"I know what you're going to tell me," the young guy said to the rabbi. "You're going to tell me the same thing all the other chaplains have told me - you're going to tell me that G-d loves me."
The rabbi shrugged his shoulders. "How should I know? I haven't the faintest idea whether G-d loves you. But I know this: G-d NEEDS you - or G-d wouldn't have created you."
Our Rabbi then went on to tell the story of a young woman living in northwestern Alaska - by virtue of its time zone, one of the very last places on Earth to usher in the Sabbath. Every week she has the distinction of being, literally, one of the last Sabbath observers in the world!
Some days you're just filled with joy and the wonder of it all. Creation seems like a precious gift, and it's easy to enjoy being alive.
Then there are other kinds of days. Those are the days when living is a choice and an act of will. I am sure that Viktor Frankl had more than a few of those days.
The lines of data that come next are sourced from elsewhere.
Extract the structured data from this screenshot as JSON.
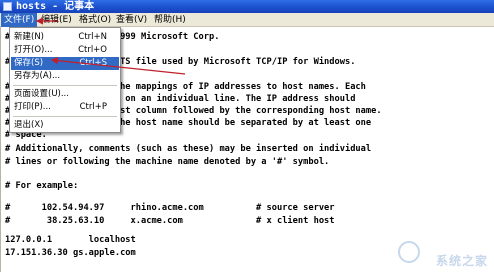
{
  "window": {
    "title": "hosts - 记事本"
  },
  "menus": [
    {
      "label": "文件(F)"
    },
    {
      "label": "编辑(E)"
    },
    {
      "label": "格式(O)"
    },
    {
      "label": "查看(V)"
    },
    {
      "label": "帮助(H)"
    }
  ],
  "file_menu": {
    "items": [
      {
        "label": "新建(N)",
        "shortcut": "Ctrl+N"
      },
      {
        "label": "打开(O)...",
        "shortcut": "Ctrl+O"
      },
      {
        "label": "保存(S)",
        "shortcut": "Ctrl+S"
      },
      {
        "label": "另存为(A)...",
        "shortcut": ""
      },
      {
        "label": "页面设置(U)...",
        "shortcut": ""
      },
      {
        "label": "打印(P)...",
        "shortcut": "Ctrl+P"
      },
      {
        "label": "退出(X)",
        "shortcut": ""
      }
    ]
  },
  "editor": {
    "lines": [
      "# Copyright (c) 1993-1999 Microsoft Corp.",
      "",
      "# This is a sample HOSTS file used by Microsoft TCP/IP for Windows.",
      "",
      "# This file contains the mappings of IP addresses to host names. Each",
      "# entry should be kept on an individual line. The IP address should",
      "# be placed in the first column followed by the corresponding host name.",
      "# The IP address and the host name should be separated by at least one",
      "# space.",
      "",
      "# Additionally, comments (such as these) may be inserted on individual",
      "# lines or following the machine name denoted by a '#' symbol.",
      "",
      "# For example:",
      "",
      "#      102.54.94.97     rhino.acme.com          # source server",
      "#       38.25.63.10     x.acme.com              # x client host",
      "",
      "127.0.0.1       localhost",
      "17.151.36.30 gs.apple.com"
    ]
  },
  "watermark": {
    "text": "系统之家"
  },
  "colors": {
    "highlight": "#316ac5",
    "annotation_arrow": "#c0202a",
    "titlebar": "#1b4fcc"
  }
}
What helped him get through it was the realization that
Human beings are not only free, but most importantly they are free to something - namely, to achieve goals and purposes. The search for meaning is seen as the primary motivation of humans. When a person cannot realize his or her "Will to Meaning" in their lives they will experience an abysmal sensation of meaninglessness and emptiness.
Frankl cites the following example:
Once, an elderly general practitioner consulted me because of his severe depression. He could not overcome the loss of his wife who had died two years before and whom he had loved above all else. Now how could I help him? What should I tell him? I refrained from telling him anything, but instead confronted him with a question, "What would have happened, Doctor, if you had died first, and your wife would have had to survive you?:" "Oh," he said, "for her this would have been terrible; how she would have suffered!" Whereupon I replied, "You see, Doctor, such a suffering has been spared her, and it is you who have spared her this suffering; but now, you have to pay for it by surviving and mourning her." He said no word but shook my hand and calmly left the office.
The first of the Ten Commandments is simply: "I am the Lord thy God, which have brought thee out of the land of Egypt, out of the house of bondage." That's it. (In the Jewish tradition, "Thou shalt have no other gods before me ..." forms part of the Second Commandment.) This means that there is a moral force attached to the very knowledge and awareness itself - the responsibility to remember that we're here for a reason.
It's easy to get this backwards. It's tempting to think, when something good happens to us or when we are spared some misfortune, that "I must have done something good." Or else we are burdened by survivors' guilt - for example, when a buddy gets blown up on the battlefield, we might think, "It should have been me instead of him."
But that's wrong. The life we're given isn't a reward for something we did in the past - it's a pay advance that we have yet to earn. It's a responsibility.
Sometimes day-to-day life may feel like a prison. Our freedom lies in our willingness to dig down deep and find strength of purpose to go on.